The bright spot was you. Dear god, how I loved to sit in that hospital bed and stare at you. Even when the night passed with less than two hours of uninterrupted sleep, I was overjoyed to gaze at you in the dark and watch you come into focus as the dawn broke. Your every blink and hand movement were magic and I was so in love. Your father climbed into bed with us on those mornings and I didn’t even care about the pain or the recovery process. Our family felt perfect and you made me so happy.
Two weeks later, you still do. I still love the moments of watching you wiggle around and make funny faces. Your father and I still steal as many quiet hours together with you as we can. Things are a little harder now that we have weeks of missed sleep stacking up and there are times when you are inconsolable. It breaks our hearts when you cry and we can’t find the reason to fix it. But that’s part of you growing and adapting to life in the world, and so we keep learning and loving you more each day.
My body is healing and moving forward as well, although not nearly as fast as I’d have liked. It’s hard to remember that I was pregnant for 9 months and then had major surgery, and that both come with physical consequences that will take time to pass. I was hoping I’d be one of those rare women who bounced back instantly after birth. Instead I have stretch marks, swelling and scar tissue around my incision, and a belly that still looks a bit pregnant. I stand in front of the mirror poking at my stomach and getting upset multiple times a day until your father tells me to stop, be patient, give it time.
I’ll try. It’s hard. There have been so many changes.

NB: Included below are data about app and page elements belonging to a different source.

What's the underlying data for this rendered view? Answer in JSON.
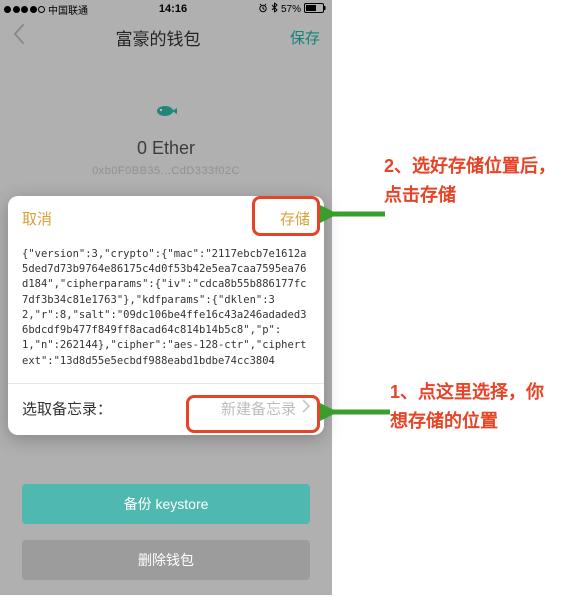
{
  "status": {
    "carrier": "中国联通",
    "time": "14:16",
    "alarm_icon": "alarm-icon",
    "bt_icon": "bluetooth-icon",
    "battery_pct": "57%"
  },
  "nav": {
    "title": "富豪的钱包",
    "save": "保存"
  },
  "wallet": {
    "balance": "0 Ether",
    "address": "0xb0F0BB35...CdD333f02C"
  },
  "modal": {
    "cancel": "取消",
    "store": "存储",
    "json_text": "{\"version\":3,\"crypto\":{\"mac\":\"2117ebcb7e1612a5ded7d73b9764e86175c4d0f53b42e5ea7caa7595ea76d184\",\"cipherparams\":{\"iv\":\"cdca8b55b886177fc7df3b34c81e1763\"},\"kdfparams\":{\"dklen\":32,\"r\":8,\"salt\":\"09dc106be4ffe16c43a246adaded36bdcdf9b477f849ff8acad64c814b14b5c8\",\"p\":1,\"n\":262144},\"cipher\":\"aes-128-ctr\",\"ciphertext\":\"13d8d55e5ecbdf988eabd1bdbe74cc3804",
    "memo_label": "选取备忘录：",
    "memo_action": "新建备忘录"
  },
  "buttons": {
    "backup": "备份 keystore",
    "delete": "删除钱包"
  },
  "annotations": {
    "step1": "1、点这里选择，你想存储的位置",
    "step2": "2、选好存储位置后，点击存储"
  }
}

But you are worth it all. You are wonderful, even when you scream and vomit milk down my shirt. You smell amazing, which is remarkable considering that you crap yourself multiple times a day and bathe once a week. You bring us so much joy and where we were once so busy and focused on our lives, now we sit around focused on you and marvel at our good fortune. You upended our lives and stole all our time and made us such a happy family. Thank you for showing up.